The Assassin’s Creed franchise is turning 13 this year and, as every parent knows, this is when things start getting a little scary. Is your little baby going to continue on the right path and blossom into a beautiful butterfly, or are they going to decide that they’re are sick and tired of doing what is expected of them and then decide it’s now their time to forge their own path in this world?
When it comes to video games the same decision is inevitable: Should the developer keep making the same game with slight changes and polish to please their existing audience, or is it time to branch out and rewrite the script so that new path is forged reaches a new audience?
It should come as no surprise that after 11 main games and 17 spin-offs that have has netted Ubisoft over 140 million sales, that this year’s incarnation is sticking to the battle-tested Assassin’s Creed formula that games such as Origins and Odyssey have pioneered.
However, this time you are not leaping over Venetian buildings or climbing the sails of ships on the high sea. Now you’re in jolly old England, in the time of the Viking invasion and occupation. If you’ve ever watched the TV series Vikings then you will know that the Vikings managed to land in England in 793 AD and that their presence lasted until 1066 AD, so for nearly 300 years the English and Vikings lived together and were not always enemies.

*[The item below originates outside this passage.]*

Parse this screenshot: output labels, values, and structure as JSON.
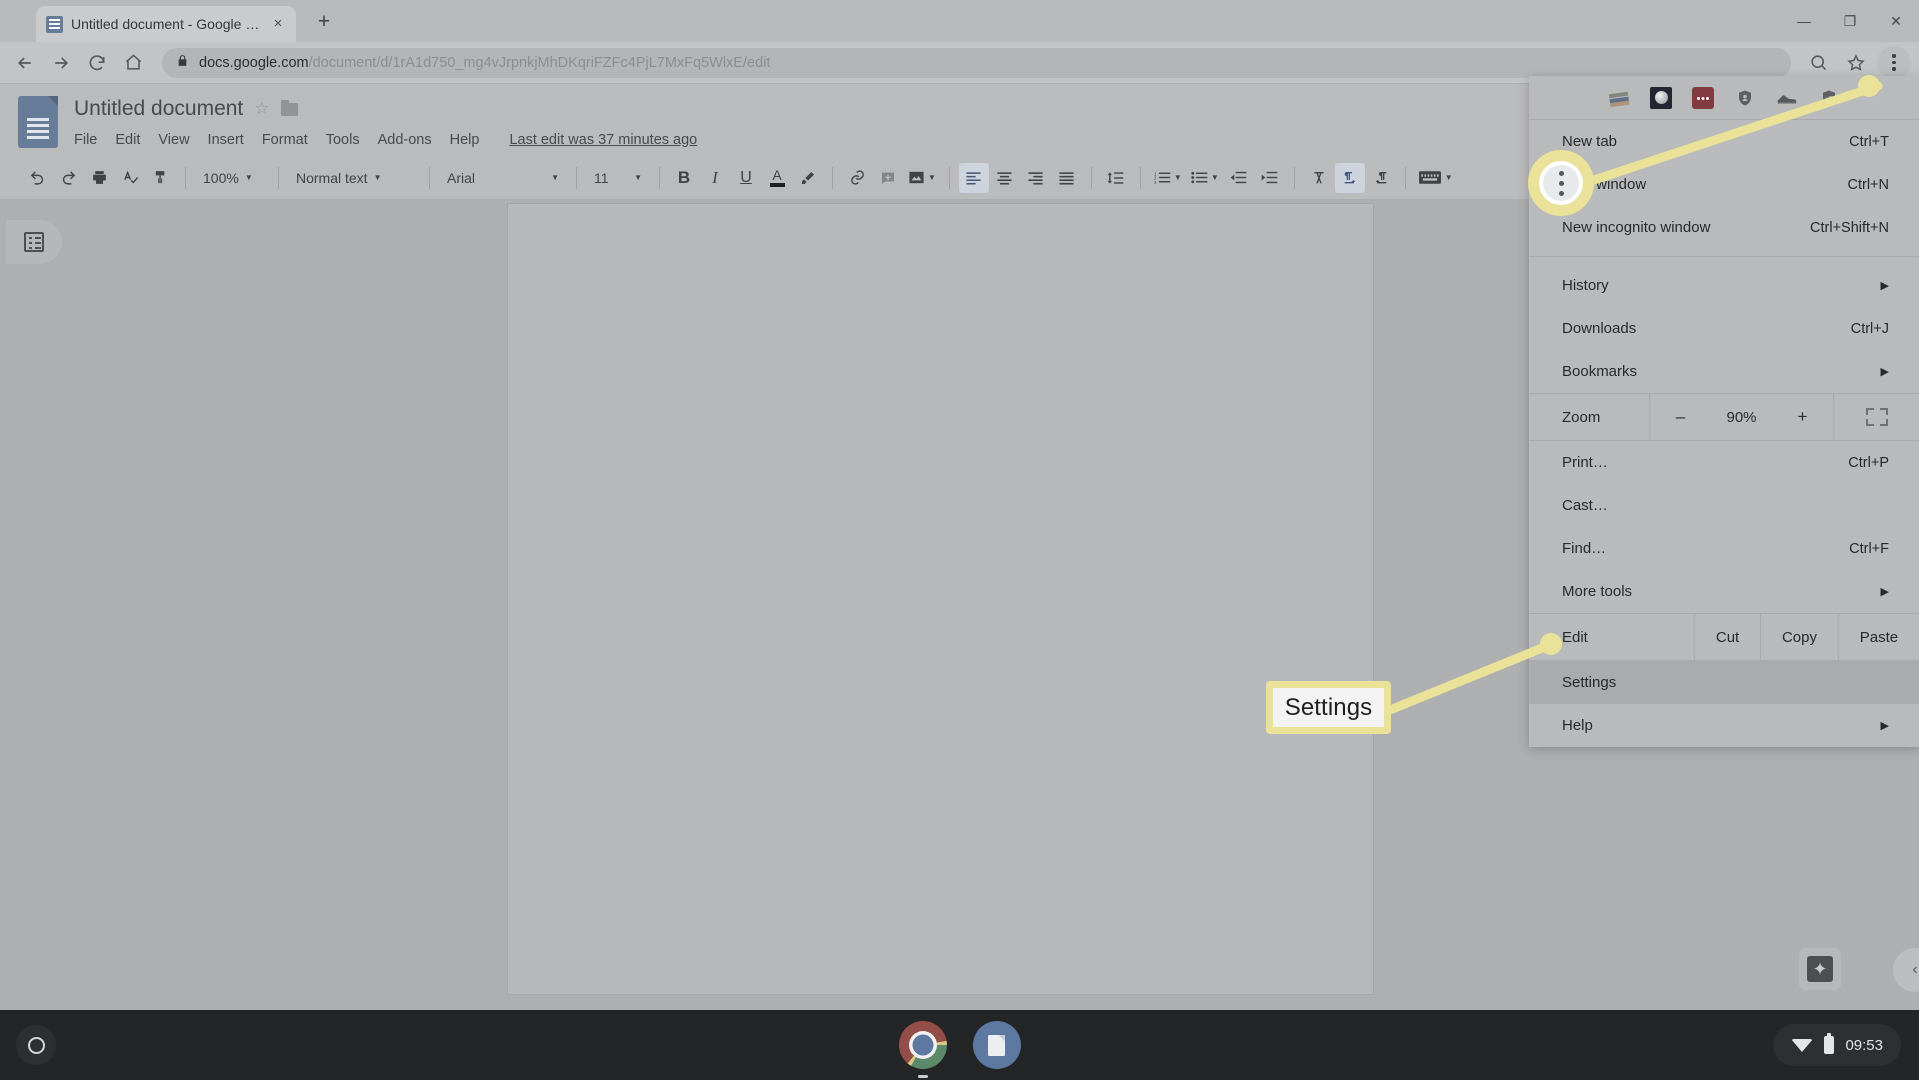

This is where we join the story as Eivor, leader of a clan of Norsemen who are working with their friends to bring peace, happiness and a safe future for everyone in the region. As is usual with Assassin’s Creed games, the lore and stories are well fleshed out and engaging.
For my hands-on I started with an assault in East Anglia. The objective was to take my longboat and my clan upriver to a fort that had been overrun. If we were able to take control of the fort and blow the horn on top of the highest tower, then the local villagers would know we were on their side and they would join our quest to rid the land of the forces of Wessex, thus aiding us in returning the rightful heir of East Anglia to the throne.
The combat controls in Assassin’s Creed: Valhalla have been updated to enable a more detailed fighting experience along with the options of two-handed weapons and even the dual-wielding of axes and the like. If you’ve played Origins or Odyssey, you’ll be more than familiar with this system by now. You have your standard attacks along with the ability to launch heavy and ranged attacks using the bumpers as before.
Unfortunately, as this hands-on was being done remotely and the fighting controls of Assassin’s Creed are so intricate, it did become very difficult to truly get to grips with the speed required to shield and respond quickly to multiple enemies, as I was experiencing pretty bad lag at times. This made the more difficult, and fun, sections of the hands-on virtually impossible to complete.
This is by no means a fault of the game itself but it did make me wonder how, and if, the games would ever work on streaming platforms like Google Stadia where the lag isn’t bad but is impossible to remove completely.
Watching my hands-on helper take control and quickly swap between shielding, attacking and then using range attacks to utilise the environment in a multitude of ways to turn the tide of the battle was exhilarating and frustrating in equal measures. The thrill of being able to turn what are very large battles in your favour by using deep gameplay controls is something I wished I could experience but I just couldn’t chain the same sort of moves together with the lag that we were experiencing.
However after completing the assault and a subsequent raid, which is similar to the assaults but on a much larger scale with a much bigger variety of enemies, I moved onto the standard open-world experience of Assassin’s Creed and this is where I really started to enjoy the game more.
Riding around the massive open world and interacting with the hundreds of NPC’s dotted around really immersed me within the experience. From following the main story plot which led me down into an underground abandoned maze dotted with occult ornaments and letters, all this detail gave me an insight into the horrific things that had gone on. Helping out random strangers such as the little girl who was practicing to become a horse whisperer, who actually just turned out to be a thief, also reminded me how treacherous these lands could be.
I found the open world to be alive with possibilities and lore and while I only had a few hours with the game you can quickly pick up that it’s a timesink of note with its various side-quests and mysteries that await players.
Generally when thinking of 50+ hour games, you don’t really worry too much about replayability but in my short time in Assassin’s Creed Valhalla I got some insight into how you approach the game and that does really change how the story plays out. In the large raid I played through at the end, I was given a choice of whether to kill or arrest the boss at the end of the battle. At the request of the rightful heir to the throne, I showed mercy (against my better judgement), and he was arrested and held for trial.
Then a little while later whilst attending a wedding, he broke free and started attacking the guests and I had to protect the new King and Queen by taking him out. Which left me wondering: What would have happened if I had executed him on top of the castle earlier?
From my short experience with Assassin’s Creed: Valhalla, and excluding our technical struggles, I can quite confidently say that if you’re a fan of the Assassin’s Creed franchise and are looking forward to jumping back into a familiar game with new lore and environments, then you’re going to love Valhalla. Ubisoft has taken a successful formula and polished it further, adding some new things to the pot. You will instantly know that this is an Assassin’s Creed game, even if Vikings are not the first thing I think of when I think of assassins.
Last Updated: July 12, 2020